US8123864B2 (en) Method and apparatus for conversion of cellulosic material to ethanol
US20020164731A1 (en) Process for the simultaneous production of xylitol and ethanol
Mussatto et al. Effects of medium supplementation and pH control on lactic acid production from brewer's spent grain
Abdel-Rahman et al. Recent advances in lactic acid production by microbial fermentation processes
Mielenz et al. Fermentation of soybean hulls to ethanol while preserving protein value
US7888082B2 (en) Process for producing ethanol from corn dry milling
US20100159552A1 (en) Process for alcoholic fermentation of lignocellulosic biomass
US7682812B2 (en) Process for producing ethanol
WO2007019505A2 (en) Method and apparatus for saccharide precipitation from pretreated lignocellulosic materials
WO2006110899A2 (en) Integration of alternative feedstreams in biomass treatment and utilization
US20110003348A1 (en) Organic material production system using biomass material and method
WO2008098254A2 (en) Energy efficient methods to procuce products
US20120116063A1 (en) Methods and systems for processing lignocellulosic materials and related compositions
Wei et al. Butyric acid production from sugarcane bagasse hydrolysate by Clostridium tyrobutyricum immobilized in a fibrous-bed bioreactor
US8557540B2 (en) Methods and systems for removing undissolved solids prior to extractive fermentation in the production of butanol
US20040229327A1 (en) Method for production of lactic acid
US20140273127A1 (en) Processes and systems for the production of alcohols
US20120135489A1 (en) Method of alcohol production
US20060036062A1 (en) Process for the production of polylactic acid (PLA) from renewable feedstocks
WO2013166469A2 (en) Methods for treating lignocellulosic materials
WO2008025522A1 (en) Method of producing bioalcohol, in particular bioethanol and/or biobutanol

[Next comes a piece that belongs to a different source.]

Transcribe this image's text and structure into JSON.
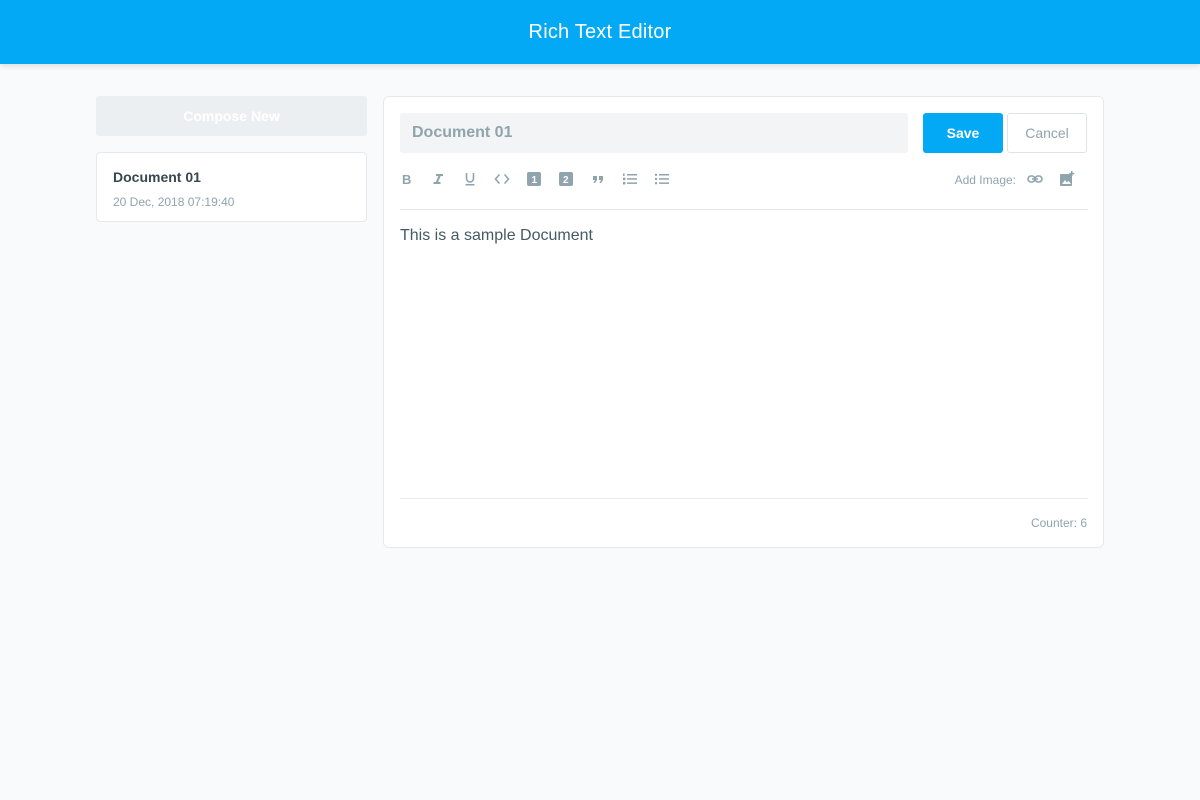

Legal Events

Date Code Title Description
121 Ep: the epo has been informed by wipo that ep was designated in this application

Ref document number: 11822761

Country of ref document: EP

Kind code of ref document: A1

NENP Non-entry into the national phase in:

Ref country code: DE

REG Reference to national code

Ref country code: BR

Ref legal event code: B01A

Ref document number: 112013005235

Country of ref document: BR

ENP Entry into the national phase in:

Ref document number: 112013005235

Country of ref document: BR

Kind code of ref document: A2

Effective date: 20130304